Performance when working with lower-end devices is sometimes brought up as a concern with some solutions, but a well-designed and well-written agent will have an unnoticeable footprint, even on an older PC. Some devices, such as printers, switches or other network devices, may not be able to run an agent at all. In such cases, agentless scanning can be the only option.

Data Collection and Data Types

Agent-based software can collect data wherever the device is, without restrictions. Since the software is installed directly on the device, the information it collects is as accurate and up-to-date as can be.

Agentless data collection has some limitations. If the device is not attached to the network, then data or inventory cannot be collected on the device at all. This is a very common situation for employees or contractors in an organization with a BYOD or CYOD policy. Furthermore, even when devices are connected, the inventories represent only snapshots in time, with no information collected in between. This rules out for example real-time performance monitoring.

When working with real-time data, such as device health or app usage monitoring, an agent-based solution will make more sense. However, in static environments with few real-time concerns, an agentless solution will work very well.

Network Environment and IT Staff

Upgrades to agent-based software are typically automated, but there is an element of maintenance. Agentless environments are also simple to maintain, as only the scanner components need to be kept up to date. If the automation fails, agent-based systems have more moving parts for troubleshooting. On the other hand, when networks change, maintaining the reliability of the scanner devices for agentless operations can be cumbersome, or lead to unreliable operations if neglected.

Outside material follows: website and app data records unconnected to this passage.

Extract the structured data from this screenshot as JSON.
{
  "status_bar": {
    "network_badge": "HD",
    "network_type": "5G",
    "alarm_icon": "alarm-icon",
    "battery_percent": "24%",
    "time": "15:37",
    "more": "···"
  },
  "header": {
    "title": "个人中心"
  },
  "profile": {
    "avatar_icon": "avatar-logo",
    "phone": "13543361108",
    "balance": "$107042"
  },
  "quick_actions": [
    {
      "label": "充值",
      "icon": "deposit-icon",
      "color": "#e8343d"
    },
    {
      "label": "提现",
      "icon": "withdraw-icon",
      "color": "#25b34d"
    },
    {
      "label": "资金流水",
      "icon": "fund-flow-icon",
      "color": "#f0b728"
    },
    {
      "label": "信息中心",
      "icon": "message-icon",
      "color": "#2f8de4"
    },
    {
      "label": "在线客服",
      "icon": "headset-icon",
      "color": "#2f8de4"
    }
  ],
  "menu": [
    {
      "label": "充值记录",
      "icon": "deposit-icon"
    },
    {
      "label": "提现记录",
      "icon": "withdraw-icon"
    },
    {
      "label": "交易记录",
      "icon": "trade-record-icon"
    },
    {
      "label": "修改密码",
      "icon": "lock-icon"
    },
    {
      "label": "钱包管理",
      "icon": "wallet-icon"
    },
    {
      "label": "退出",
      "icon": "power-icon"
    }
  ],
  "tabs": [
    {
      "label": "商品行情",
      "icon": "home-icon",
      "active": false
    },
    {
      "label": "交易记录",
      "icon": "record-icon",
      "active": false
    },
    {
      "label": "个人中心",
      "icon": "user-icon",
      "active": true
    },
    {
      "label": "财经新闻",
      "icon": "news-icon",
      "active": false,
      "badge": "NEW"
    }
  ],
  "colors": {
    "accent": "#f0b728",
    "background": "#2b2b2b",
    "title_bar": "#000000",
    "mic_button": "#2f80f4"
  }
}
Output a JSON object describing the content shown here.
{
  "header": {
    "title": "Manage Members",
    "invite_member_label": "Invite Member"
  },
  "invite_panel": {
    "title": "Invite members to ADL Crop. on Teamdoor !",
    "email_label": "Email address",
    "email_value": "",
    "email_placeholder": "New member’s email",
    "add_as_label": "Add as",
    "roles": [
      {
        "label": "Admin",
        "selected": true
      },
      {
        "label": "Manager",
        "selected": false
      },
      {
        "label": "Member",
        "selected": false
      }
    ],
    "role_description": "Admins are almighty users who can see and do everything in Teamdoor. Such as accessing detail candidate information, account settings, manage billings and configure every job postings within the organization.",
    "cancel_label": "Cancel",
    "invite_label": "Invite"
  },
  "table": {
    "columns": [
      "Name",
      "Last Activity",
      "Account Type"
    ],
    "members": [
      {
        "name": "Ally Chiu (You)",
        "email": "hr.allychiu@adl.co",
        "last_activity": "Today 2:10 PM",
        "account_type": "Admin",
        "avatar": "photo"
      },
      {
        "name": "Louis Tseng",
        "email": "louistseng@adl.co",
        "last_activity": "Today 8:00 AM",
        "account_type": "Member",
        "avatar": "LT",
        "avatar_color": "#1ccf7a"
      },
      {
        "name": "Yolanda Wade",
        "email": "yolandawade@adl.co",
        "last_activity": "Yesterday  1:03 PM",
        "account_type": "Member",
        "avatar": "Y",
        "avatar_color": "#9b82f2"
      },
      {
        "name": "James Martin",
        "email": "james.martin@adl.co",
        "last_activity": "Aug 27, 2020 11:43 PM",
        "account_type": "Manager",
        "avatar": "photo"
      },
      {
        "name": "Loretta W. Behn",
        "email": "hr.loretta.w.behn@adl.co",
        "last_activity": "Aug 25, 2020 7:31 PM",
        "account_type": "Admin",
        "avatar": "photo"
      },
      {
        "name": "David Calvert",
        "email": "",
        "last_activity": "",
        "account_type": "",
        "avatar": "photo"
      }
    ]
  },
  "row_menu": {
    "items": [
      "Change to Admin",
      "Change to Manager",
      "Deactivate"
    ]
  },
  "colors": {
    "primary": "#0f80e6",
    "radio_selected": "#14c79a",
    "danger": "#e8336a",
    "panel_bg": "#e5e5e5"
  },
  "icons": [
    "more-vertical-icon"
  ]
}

Perhaps most importantly, perception is everything: some organizations may see agents as an unacceptable risk, or employees may feel that the agent software on their laptop or smartphone is an invasion of privacy. From both corporate and employee perspectives, the pros and cons of each of the approaches need to be weighed in, and company policy set accordingly.

Summary

To review, here are the general qualities of each:

Agent-based

  • Makes it possible to do realtime monitoring and management
  • Works well with remote employees with limited bandwidth
  • Each agent does its own scanning and operations based on instructions set by the central IT team

Agentless

  • Designed for centralized environments, where the scanning and deploying are performed
  • Requires networks with larger amounts of bandwidth
  • Dependent on network connectivity; if the device is not connected, a scan cannot be performed

Next Steps

Choosing an asset management tool is a critical decision for organizations based on several factors and circumstances.

Miradore would be happy to discuss your current software asset management, patch management, and discovery tools, and determine which approach would make the most sense for your organization.

For more information about our mobile device management and enterprise mobility management solutions, please visit www.miradore.com/miradore-online-for-mobile-device-management/.

Jake Wengroff

Jake Wengroff

US Marketing Manager at Miradore
Jake Wengroff is proud member of the marketing team at Miradore and has spent the majority of his career writing about enterprise software and professional services.
Jake Wengroff